Directions for this task: When you copy the data, keep every line exactly as written and skip the pictures.

Stored dataset items
"""

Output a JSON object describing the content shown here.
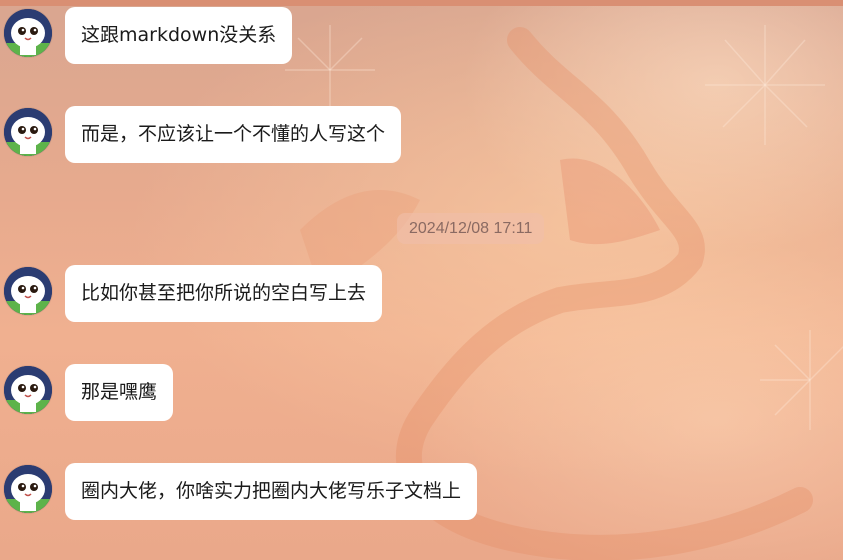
{
  "chat": {
    "timestamp": "2024/12/08 17:11",
    "messages": [
      {
        "text": "这跟markdown没关系",
        "avatar": "cat-avatar"
      },
      {
        "text": "而是，不应该让一个不懂的人写这个",
        "avatar": "cat-avatar"
      },
      {
        "text": "比如你甚至把你所说的空白写上去",
        "avatar": "cat-avatar"
      },
      {
        "text": "那是嘿鹰",
        "avatar": "cat-avatar"
      },
      {
        "text": "圈内大佬，你啥实力把圈内大佬写乐子文档上",
        "avatar": "cat-avatar"
      }
    ]
  },
  "colors": {
    "bubble": "#ffffff",
    "text": "#1a1a1a",
    "timestamp_text": "#8a6a62"
  }
}
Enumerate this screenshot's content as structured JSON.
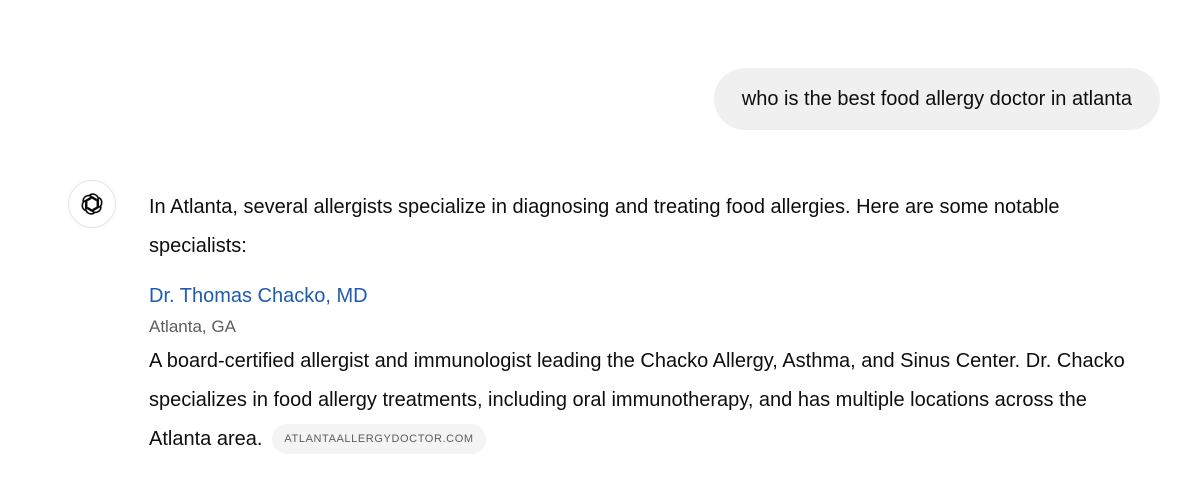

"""

Answer to this task:
Output a JSON object describing the content shown here.
{
  "chat": {
    "timestamp": "2024/12/08 17:11",
    "messages": [
      {
        "text": "这跟markdown没关系",
        "avatar": "cat-avatar"
      },
      {
        "text": "而是，不应该让一个不懂的人写这个",
        "avatar": "cat-avatar"
      },
      {
        "text": "比如你甚至把你所说的空白写上去",
        "avatar": "cat-avatar"
      },
      {
        "text": "那是嘿鹰",
        "avatar": "cat-avatar"
      },
      {
        "text": "圈内大佬，你啥实力把圈内大佬写乐子文档上",
        "avatar": "cat-avatar"
      }
    ]
  },
  "colors": {
    "bubble": "#ffffff",
    "text": "#1a1a1a",
    "timestamp_text": "#8a6a62"
  }
}
Enumerate this screenshot's content as structured JSON.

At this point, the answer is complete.